EXERCISE DIRECTIONS: Report each line of the entries that contains the word "Geometry", copied in full.

DATA SUPPLIED:
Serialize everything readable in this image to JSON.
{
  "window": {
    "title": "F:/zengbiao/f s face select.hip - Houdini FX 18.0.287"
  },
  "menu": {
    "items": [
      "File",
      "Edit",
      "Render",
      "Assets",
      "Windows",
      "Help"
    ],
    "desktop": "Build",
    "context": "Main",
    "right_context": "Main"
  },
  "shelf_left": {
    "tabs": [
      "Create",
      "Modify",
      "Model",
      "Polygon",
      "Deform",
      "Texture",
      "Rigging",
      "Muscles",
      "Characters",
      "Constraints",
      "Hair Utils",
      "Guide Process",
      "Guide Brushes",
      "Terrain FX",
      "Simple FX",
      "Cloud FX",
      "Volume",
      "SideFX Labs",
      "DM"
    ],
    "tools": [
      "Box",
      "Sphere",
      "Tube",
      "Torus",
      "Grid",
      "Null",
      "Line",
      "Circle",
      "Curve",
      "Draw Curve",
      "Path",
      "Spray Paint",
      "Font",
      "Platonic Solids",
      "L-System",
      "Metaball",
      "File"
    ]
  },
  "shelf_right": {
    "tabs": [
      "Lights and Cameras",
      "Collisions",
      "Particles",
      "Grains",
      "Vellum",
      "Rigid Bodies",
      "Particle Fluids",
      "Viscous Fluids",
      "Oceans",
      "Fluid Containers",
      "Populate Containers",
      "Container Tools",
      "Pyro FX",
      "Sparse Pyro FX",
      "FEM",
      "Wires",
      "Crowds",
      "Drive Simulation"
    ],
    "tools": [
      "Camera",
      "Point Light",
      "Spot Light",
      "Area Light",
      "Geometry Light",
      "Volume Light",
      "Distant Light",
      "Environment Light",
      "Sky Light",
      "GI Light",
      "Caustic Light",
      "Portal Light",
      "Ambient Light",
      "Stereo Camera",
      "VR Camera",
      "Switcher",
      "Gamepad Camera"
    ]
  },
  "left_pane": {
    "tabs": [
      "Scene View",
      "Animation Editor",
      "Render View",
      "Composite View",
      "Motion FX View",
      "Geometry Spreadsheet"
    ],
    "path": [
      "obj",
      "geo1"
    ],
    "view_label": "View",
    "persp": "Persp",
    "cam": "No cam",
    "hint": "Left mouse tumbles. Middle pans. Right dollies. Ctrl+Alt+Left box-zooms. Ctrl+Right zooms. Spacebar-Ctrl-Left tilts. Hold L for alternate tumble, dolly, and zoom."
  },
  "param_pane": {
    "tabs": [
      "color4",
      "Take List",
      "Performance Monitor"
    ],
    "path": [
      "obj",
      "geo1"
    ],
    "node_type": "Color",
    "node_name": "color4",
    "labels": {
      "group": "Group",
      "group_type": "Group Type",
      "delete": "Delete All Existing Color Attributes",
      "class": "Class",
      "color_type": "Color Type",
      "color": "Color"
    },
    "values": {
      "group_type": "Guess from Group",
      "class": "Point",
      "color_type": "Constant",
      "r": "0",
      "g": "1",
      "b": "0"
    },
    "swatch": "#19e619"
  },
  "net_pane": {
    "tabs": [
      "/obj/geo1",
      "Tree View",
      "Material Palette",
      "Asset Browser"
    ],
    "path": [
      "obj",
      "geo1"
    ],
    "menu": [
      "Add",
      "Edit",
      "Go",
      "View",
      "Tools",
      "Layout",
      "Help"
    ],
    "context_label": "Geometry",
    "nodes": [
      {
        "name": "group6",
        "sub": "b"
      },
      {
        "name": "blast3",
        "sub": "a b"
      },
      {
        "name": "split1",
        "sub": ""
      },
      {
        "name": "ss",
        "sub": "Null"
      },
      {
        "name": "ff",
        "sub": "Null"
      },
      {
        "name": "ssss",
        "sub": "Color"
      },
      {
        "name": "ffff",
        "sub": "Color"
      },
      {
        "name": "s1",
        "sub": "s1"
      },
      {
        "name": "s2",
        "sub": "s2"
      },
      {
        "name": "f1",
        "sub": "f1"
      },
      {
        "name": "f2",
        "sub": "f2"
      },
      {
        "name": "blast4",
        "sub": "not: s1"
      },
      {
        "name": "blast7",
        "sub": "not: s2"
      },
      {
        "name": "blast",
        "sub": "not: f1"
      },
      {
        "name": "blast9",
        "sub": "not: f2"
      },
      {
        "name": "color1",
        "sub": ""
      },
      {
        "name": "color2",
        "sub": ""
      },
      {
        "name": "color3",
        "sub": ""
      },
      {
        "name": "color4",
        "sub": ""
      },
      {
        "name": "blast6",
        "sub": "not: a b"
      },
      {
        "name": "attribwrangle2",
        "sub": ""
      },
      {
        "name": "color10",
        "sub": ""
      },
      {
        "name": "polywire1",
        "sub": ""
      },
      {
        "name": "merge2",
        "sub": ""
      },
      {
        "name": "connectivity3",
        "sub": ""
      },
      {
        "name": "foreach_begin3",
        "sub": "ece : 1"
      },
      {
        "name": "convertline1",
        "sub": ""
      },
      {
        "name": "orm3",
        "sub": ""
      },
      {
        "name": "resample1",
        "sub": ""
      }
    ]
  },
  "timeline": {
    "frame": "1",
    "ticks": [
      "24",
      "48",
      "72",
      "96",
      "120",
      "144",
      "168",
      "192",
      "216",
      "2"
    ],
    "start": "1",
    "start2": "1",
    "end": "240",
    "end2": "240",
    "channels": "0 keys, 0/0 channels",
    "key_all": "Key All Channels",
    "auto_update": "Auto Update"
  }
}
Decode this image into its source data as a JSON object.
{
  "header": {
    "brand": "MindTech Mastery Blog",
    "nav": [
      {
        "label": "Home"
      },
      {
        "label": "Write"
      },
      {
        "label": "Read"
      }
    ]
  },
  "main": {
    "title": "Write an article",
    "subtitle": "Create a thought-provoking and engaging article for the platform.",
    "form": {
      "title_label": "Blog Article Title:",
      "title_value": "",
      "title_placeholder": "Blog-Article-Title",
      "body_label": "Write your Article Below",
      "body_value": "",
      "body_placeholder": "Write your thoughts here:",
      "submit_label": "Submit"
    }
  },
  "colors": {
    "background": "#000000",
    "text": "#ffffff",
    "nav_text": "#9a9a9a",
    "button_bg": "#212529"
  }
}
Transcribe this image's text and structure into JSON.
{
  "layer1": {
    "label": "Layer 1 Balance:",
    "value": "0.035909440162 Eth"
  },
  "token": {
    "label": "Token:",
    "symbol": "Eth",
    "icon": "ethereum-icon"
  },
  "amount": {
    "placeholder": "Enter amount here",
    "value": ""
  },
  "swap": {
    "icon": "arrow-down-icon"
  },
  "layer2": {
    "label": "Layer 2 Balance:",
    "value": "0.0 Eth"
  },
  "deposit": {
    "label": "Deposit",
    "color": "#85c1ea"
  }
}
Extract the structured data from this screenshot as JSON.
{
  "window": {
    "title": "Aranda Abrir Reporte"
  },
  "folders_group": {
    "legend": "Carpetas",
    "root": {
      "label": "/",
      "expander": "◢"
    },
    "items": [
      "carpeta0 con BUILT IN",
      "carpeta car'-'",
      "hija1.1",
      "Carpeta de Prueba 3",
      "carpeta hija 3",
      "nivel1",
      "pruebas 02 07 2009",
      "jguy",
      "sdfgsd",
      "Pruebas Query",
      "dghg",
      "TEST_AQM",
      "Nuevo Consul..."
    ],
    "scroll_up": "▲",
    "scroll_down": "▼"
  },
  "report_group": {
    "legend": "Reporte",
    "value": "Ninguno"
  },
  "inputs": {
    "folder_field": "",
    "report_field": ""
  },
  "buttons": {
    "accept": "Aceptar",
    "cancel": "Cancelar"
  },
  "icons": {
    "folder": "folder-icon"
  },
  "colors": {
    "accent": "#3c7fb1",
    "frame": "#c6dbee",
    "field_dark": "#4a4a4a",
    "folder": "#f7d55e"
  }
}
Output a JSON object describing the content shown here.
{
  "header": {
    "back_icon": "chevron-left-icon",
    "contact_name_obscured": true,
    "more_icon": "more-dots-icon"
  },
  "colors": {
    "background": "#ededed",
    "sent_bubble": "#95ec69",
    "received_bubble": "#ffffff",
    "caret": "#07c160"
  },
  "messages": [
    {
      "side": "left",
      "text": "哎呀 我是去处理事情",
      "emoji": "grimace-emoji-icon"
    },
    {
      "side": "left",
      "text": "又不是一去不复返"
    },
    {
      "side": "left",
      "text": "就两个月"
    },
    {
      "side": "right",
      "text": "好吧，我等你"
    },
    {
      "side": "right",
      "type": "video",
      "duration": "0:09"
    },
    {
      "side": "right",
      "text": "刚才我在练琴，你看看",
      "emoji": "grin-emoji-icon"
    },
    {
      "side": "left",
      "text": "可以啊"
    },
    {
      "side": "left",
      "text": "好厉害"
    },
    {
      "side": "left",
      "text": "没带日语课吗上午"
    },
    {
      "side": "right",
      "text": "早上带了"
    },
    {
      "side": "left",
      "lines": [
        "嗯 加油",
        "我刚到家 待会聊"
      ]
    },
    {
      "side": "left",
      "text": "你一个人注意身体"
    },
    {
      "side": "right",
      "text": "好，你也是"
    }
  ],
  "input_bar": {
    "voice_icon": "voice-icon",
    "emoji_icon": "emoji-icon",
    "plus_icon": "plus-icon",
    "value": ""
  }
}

FINISHED EXERCISE:
      "Geometry Light",
      "Geometry Spreadsheet"
    "context_label": "Geometry",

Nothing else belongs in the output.